▶ **WHAT YOU HAVE TO DO**:
Repeat the listing below exactly as given.
§ §
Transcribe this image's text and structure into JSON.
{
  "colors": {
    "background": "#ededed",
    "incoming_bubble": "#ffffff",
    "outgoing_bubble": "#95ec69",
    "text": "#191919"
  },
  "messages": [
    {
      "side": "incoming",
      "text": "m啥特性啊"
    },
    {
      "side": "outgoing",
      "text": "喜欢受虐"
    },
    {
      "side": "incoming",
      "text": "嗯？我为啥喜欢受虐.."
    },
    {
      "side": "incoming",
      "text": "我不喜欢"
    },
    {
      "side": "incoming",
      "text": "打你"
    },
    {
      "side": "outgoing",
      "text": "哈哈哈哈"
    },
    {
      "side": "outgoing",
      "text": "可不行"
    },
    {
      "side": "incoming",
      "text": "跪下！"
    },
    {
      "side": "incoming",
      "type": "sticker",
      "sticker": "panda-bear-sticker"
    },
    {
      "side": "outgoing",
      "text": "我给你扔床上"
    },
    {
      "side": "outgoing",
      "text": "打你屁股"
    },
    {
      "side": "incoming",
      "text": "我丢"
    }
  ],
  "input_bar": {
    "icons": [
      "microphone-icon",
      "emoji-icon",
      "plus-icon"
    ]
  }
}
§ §
▶ **SOLVED PROBLEM**:
Transcribe this image's text and structure into JSON.
{
  "colors": {
    "background": "#ededed",
    "incoming_bubble": "#ffffff",
    "outgoing_bubble": "#95ec69",
    "text": "#191919"
  },
  "messages": [
    {
      "side": "incoming",
      "text": "m啥特性啊"
    },
    {
      "side": "outgoing",
      "text": "喜欢受虐"
    },
    {
      "side": "incoming",
      "text": "嗯？我为啥喜欢受虐.."
    },
    {
      "side": "incoming",
      "text": "我不喜欢"
    },
    {
      "side": "incoming",
      "text": "打你"
    },
    {
      "side": "outgoing",
      "text": "哈哈哈哈"
    },
    {
      "side": "outgoing",
      "text": "可不行"
    },
    {
      "side": "incoming",
      "text": "跪下！"
    },
    {
      "side": "incoming",
      "type": "sticker",
      "sticker": "panda-bear-sticker"
    },
    {
      "side": "outgoing",
      "text": "我给你扔床上"
    },
    {
      "side": "outgoing",
      "text": "打你屁股"
    },
    {
      "side": "incoming",
      "text": "我丢"
    }
  ],
  "input_bar": {
    "icons": [
      "microphone-icon",
      "emoji-icon",
      "plus-icon"
    ]
  }
}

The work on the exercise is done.